11 Oct Drowsy Driving Infographic
Business travelers, especially those who spend many hours driving or who travel across several time zones, can experience trouble adjusting to a schedule that differs from their bodies’ natural schedule or from what they are used to at home. Any of these circumstances may cause a lack of sleep or poor sleep quality, which can result in excessively sleepy drivers. Drowsy driving is a serious issue. The National Highway Traffic Safety Administration estimates that 100,000 police-reported crashes are the direct result of driver fatigue each year resulting in an estimated 1,550 deaths, 71,000 injuries, and $12.5 billion in monetary losses. No matter how you describe it, driving while you are sleepy, tired, drowsy, or fatigued is extremely dangerous and a contributing factor in thousands of crashes every year.
Here are some signs that should tell you it is time to stop and rest:
- Difficulty focusing, frequent blinking, or heavy eyelids
- Daydreaming; wandering or disconnected thoughts
- Trouble remembering the last few miles driven; missing exits or traffic signs
- Yawning repeatedly or rubbing your eyes
- Trouble keeping your head up
- Drifting from your lane, tailgating, or hitting a shoulder rumble strip
- Feeling restless and irritable
- Abnormal speed, tailgating, or failure to obey traffic signs
- Back tension, burning eyes, shallow breathing or inattentiveness
- Involuntary micro-sleeps (brief 2/3 second sleep episodes)
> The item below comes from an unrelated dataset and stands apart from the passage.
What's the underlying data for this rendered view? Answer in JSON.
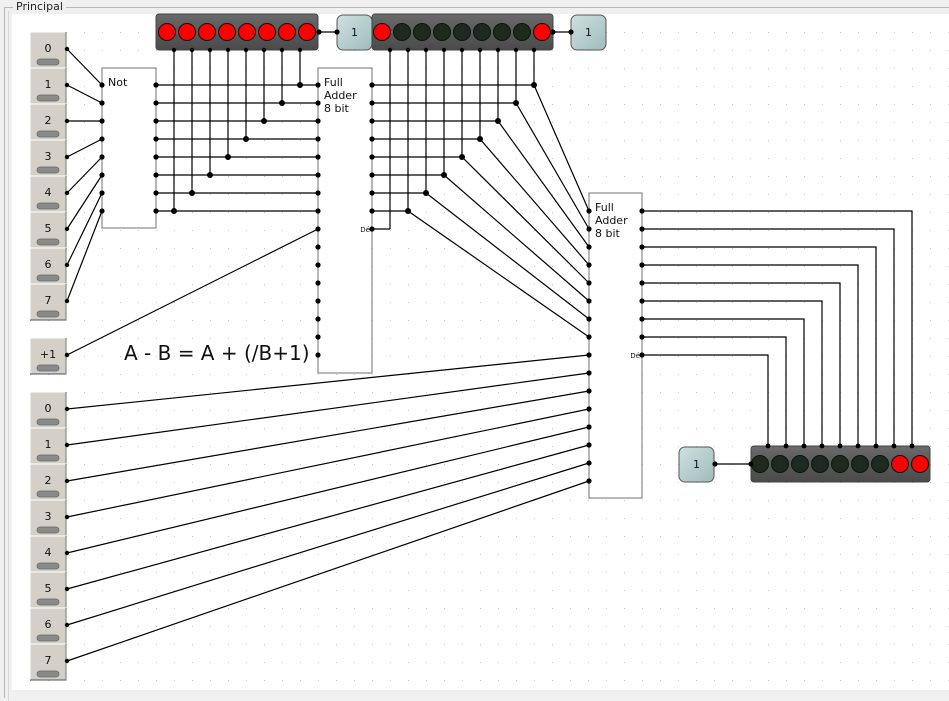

According to a National Sleep Foundation survey, 60% of Americans have driven while feeling sleepy and 37% admit to actually having fallen asleep at the wheel in the past year. Make sure to schedule all driving trips on a realistic timetable which takes into account the need for adequate rest periods and allows for traffic and weather conditions. Many people do not realize how sleepy they are. But because every sleepy driver leaves one destination and heads to another, there are people at either end and along the way who can spot warning signs and intervene.